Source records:
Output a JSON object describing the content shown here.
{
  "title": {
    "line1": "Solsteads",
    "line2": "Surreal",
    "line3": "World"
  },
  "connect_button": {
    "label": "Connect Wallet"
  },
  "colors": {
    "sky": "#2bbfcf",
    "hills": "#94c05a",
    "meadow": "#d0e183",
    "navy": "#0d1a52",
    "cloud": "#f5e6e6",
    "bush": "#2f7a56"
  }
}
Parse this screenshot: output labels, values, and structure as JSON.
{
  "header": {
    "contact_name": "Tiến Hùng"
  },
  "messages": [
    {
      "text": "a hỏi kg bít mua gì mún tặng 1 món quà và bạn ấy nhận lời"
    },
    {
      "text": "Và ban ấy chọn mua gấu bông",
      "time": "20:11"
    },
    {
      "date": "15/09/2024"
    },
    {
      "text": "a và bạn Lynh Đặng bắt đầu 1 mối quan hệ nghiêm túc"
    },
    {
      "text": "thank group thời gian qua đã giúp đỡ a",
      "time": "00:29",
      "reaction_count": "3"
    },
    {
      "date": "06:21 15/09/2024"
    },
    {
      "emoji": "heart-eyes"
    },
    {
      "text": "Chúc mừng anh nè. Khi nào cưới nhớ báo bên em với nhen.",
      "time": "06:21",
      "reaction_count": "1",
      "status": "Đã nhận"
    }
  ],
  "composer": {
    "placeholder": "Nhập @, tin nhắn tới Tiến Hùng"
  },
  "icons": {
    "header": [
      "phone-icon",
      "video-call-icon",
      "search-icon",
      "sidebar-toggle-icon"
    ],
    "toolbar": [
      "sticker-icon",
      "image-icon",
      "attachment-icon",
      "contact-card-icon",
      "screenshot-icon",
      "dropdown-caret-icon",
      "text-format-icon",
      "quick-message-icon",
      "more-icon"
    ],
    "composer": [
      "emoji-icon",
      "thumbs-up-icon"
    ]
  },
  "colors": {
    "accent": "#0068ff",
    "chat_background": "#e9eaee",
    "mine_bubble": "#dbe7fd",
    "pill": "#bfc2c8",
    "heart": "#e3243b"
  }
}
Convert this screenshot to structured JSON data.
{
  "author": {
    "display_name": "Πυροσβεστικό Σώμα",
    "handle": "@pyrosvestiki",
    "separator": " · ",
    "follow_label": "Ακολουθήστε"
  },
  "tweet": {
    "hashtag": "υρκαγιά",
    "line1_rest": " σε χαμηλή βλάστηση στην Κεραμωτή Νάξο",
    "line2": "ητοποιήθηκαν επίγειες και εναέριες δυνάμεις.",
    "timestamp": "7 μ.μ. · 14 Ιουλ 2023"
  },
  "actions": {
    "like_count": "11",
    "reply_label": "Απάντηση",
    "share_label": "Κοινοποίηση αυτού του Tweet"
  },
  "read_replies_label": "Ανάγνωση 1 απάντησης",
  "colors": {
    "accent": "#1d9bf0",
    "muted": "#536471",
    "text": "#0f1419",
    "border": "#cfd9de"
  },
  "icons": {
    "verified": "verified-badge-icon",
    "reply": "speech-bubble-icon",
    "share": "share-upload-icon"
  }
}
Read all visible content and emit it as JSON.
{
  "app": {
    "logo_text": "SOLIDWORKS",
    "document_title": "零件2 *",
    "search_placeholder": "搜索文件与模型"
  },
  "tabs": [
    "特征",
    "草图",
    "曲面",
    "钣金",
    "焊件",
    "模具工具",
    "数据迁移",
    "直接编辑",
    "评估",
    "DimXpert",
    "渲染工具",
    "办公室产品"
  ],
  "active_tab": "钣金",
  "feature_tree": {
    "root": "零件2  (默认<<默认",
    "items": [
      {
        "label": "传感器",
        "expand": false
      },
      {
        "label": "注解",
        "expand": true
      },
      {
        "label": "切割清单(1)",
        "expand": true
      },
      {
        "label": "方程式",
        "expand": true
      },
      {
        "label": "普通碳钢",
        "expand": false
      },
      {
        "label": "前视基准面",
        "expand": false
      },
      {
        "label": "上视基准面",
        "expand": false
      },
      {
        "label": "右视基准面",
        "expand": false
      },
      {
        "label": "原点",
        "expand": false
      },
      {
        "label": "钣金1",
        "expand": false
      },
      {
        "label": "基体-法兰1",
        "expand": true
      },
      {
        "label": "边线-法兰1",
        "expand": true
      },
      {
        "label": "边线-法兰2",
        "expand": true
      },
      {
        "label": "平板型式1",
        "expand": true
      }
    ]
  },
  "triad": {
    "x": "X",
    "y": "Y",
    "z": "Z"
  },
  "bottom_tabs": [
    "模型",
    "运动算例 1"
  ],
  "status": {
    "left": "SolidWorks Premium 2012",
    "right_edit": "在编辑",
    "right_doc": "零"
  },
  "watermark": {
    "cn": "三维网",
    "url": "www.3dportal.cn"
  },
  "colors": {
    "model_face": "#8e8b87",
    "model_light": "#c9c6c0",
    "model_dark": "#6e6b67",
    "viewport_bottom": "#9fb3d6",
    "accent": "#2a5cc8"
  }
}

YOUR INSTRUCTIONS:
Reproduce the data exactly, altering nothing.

TASK RESPONSE:
Output a JSON object describing the content shown here.
{
  "title": {
    "line1": "Solsteads",
    "line2": "Surreal",
    "line3": "World"
  },
  "connect_button": {
    "label": "Connect Wallet"
  },
  "colors": {
    "sky": "#2bbfcf",
    "hills": "#94c05a",
    "meadow": "#d0e183",
    "navy": "#0d1a52",
    "cloud": "#f5e6e6",
    "bush": "#2f7a56"
  }
}
Parse this screenshot: output labels, values, and structure as JSON.
{
  "header": {
    "contact_name": "Tiến Hùng"
  },
  "messages": [
    {
      "text": "a hỏi kg bít mua gì mún tặng 1 món quà và bạn ấy nhận lời"
    },
    {
      "text": "Và ban ấy chọn mua gấu bông",
      "time": "20:11"
    },
    {
      "date": "15/09/2024"
    },
    {
      "text": "a và bạn Lynh Đặng bắt đầu 1 mối quan hệ nghiêm túc"
    },
    {
      "text": "thank group thời gian qua đã giúp đỡ a",
      "time": "00:29",
      "reaction_count": "3"
    },
    {
      "date": "06:21 15/09/2024"
    },
    {
      "emoji": "heart-eyes"
    },
    {
      "text": "Chúc mừng anh nè. Khi nào cưới nhớ báo bên em với nhen.",
      "time": "06:21",
      "reaction_count": "1",
      "status": "Đã nhận"
    }
  ],
  "composer": {
    "placeholder": "Nhập @, tin nhắn tới Tiến Hùng"
  },
  "icons": {
    "header": [
      "phone-icon",
      "video-call-icon",
      "search-icon",
      "sidebar-toggle-icon"
    ],
    "toolbar": [
      "sticker-icon",
      "image-icon",
      "attachment-icon",
      "contact-card-icon",
      "screenshot-icon",
      "dropdown-caret-icon",
      "text-format-icon",
      "quick-message-icon",
      "more-icon"
    ],
    "composer": [
      "emoji-icon",
      "thumbs-up-icon"
    ]
  },
  "colors": {
    "accent": "#0068ff",
    "chat_background": "#e9eaee",
    "mine_bubble": "#dbe7fd",
    "pill": "#bfc2c8",
    "heart": "#e3243b"
  }
}
Convert this screenshot to structured JSON data.
{
  "author": {
    "display_name": "Πυροσβεστικό Σώμα",
    "handle": "@pyrosvestiki",
    "separator": " · ",
    "follow_label": "Ακολουθήστε"
  },
  "tweet": {
    "hashtag": "υρκαγιά",
    "line1_rest": " σε χαμηλή βλάστηση στην Κεραμωτή Νάξο",
    "line2": "ητοποιήθηκαν επίγειες και εναέριες δυνάμεις.",
    "timestamp": "7 μ.μ. · 14 Ιουλ 2023"
  },
  "actions": {
    "like_count": "11",
    "reply_label": "Απάντηση",
    "share_label": "Κοινοποίηση αυτού του Tweet"
  },
  "read_replies_label": "Ανάγνωση 1 απάντησης",
  "colors": {
    "accent": "#1d9bf0",
    "muted": "#536471",
    "text": "#0f1419",
    "border": "#cfd9de"
  },
  "icons": {
    "verified": "verified-badge-icon",
    "reply": "speech-bubble-icon",
    "share": "share-upload-icon"
  }
}
Read all visible content and emit it as JSON.
{
  "app": {
    "logo_text": "SOLIDWORKS",
    "document_title": "零件2 *",
    "search_placeholder": "搜索文件与模型"
  },
  "tabs": [
    "特征",
    "草图",
    "曲面",
    "钣金",
    "焊件",
    "模具工具",
    "数据迁移",
    "直接编辑",
    "评估",
    "DimXpert",
    "渲染工具",
    "办公室产品"
  ],
  "active_tab": "钣金",
  "feature_tree": {
    "root": "零件2  (默认<<默认",
    "items": [
      {
        "label": "传感器",
        "expand": false
      },
      {
        "label": "注解",
        "expand": true
      },
      {
        "label": "切割清单(1)",
        "expand": true
      },
      {
        "label": "方程式",
        "expand": true
      },
      {
        "label": "普通碳钢",
        "expand": false
      },
      {
        "label": "前视基准面",
        "expand": false
      },
      {
        "label": "上视基准面",
        "expand": false
      },
      {
        "label": "右视基准面",
        "expand": false
      },
      {
        "label": "原点",
        "expand": false
      },
      {
        "label": "钣金1",
        "expand": false
      },
      {
        "label": "基体-法兰1",
        "expand": true
      },
      {
        "label": "边线-法兰1",
        "expand": true
      },
      {
        "label": "边线-法兰2",
        "expand": true
      },
      {
        "label": "平板型式1",
        "expand": true
      }
    ]
  },
  "triad": {
    "x": "X",
    "y": "Y",
    "z": "Z"
  },
  "bottom_tabs": [
    "模型",
    "运动算例 1"
  ],
  "status": {
    "left": "SolidWorks Premium 2012",
    "right_edit": "在编辑",
    "right_doc": "零"
  },
  "watermark": {
    "cn": "三维网",
    "url": "www.3dportal.cn"
  },
  "colors": {
    "model_face": "#8e8b87",
    "model_light": "#c9c6c0",
    "model_dark": "#6e6b67",
    "viewport_bottom": "#9fb3d6",
    "accent": "#2a5cc8"
  }
}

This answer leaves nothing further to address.